> Problem to work on:
Keeping every word intact, reproduce all of the records.

Items from an interface collection:
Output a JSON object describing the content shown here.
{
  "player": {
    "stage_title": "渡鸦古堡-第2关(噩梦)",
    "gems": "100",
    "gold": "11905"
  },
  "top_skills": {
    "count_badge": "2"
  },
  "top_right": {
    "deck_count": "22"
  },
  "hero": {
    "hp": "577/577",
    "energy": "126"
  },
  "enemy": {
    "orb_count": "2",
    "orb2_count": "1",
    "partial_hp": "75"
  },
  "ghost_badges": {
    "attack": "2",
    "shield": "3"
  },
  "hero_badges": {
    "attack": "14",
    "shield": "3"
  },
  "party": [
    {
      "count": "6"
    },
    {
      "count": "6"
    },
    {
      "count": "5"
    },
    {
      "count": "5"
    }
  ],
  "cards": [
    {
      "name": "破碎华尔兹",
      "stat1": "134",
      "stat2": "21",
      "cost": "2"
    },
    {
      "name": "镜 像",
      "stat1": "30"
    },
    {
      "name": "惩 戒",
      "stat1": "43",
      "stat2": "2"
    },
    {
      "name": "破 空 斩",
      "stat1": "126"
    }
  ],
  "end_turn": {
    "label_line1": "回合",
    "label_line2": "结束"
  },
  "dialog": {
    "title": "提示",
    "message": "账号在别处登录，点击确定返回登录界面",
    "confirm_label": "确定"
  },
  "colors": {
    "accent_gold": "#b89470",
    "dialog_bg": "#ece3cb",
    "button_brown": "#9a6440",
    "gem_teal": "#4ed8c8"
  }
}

> Your solution:
Output a JSON object describing the content shown here.
{
  "player": {
    "stage_title": "渡鸦古堡-第2关(噩梦)",
    "gems": "100",
    "gold": "11905"
  },
  "top_skills": {
    "count_badge": "2"
  },
  "top_right": {
    "deck_count": "22"
  },
  "hero": {
    "hp": "577/577",
    "energy": "126"
  },
  "enemy": {
    "orb_count": "2",
    "orb2_count": "1",
    "partial_hp": "75"
  },
  "ghost_badges": {
    "attack": "2",
    "shield": "3"
  },
  "hero_badges": {
    "attack": "14",
    "shield": "3"
  },
  "party": [
    {
      "count": "6"
    },
    {
      "count": "6"
    },
    {
      "count": "5"
    },
    {
      "count": "5"
    }
  ],
  "cards": [
    {
      "name": "破碎华尔兹",
      "stat1": "134",
      "stat2": "21",
      "cost": "2"
    },
    {
      "name": "镜 像",
      "stat1": "30"
    },
    {
      "name": "惩 戒",
      "stat1": "43",
      "stat2": "2"
    },
    {
      "name": "破 空 斩",
      "stat1": "126"
    }
  ],
  "end_turn": {
    "label_line1": "回合",
    "label_line2": "结束"
  },
  "dialog": {
    "title": "提示",
    "message": "账号在别处登录，点击确定返回登录界面",
    "confirm_label": "确定"
  },
  "colors": {
    "accent_gold": "#b89470",
    "dialog_bg": "#ece3cb",
    "button_brown": "#9a6440",
    "gem_teal": "#4ed8c8"
  }
}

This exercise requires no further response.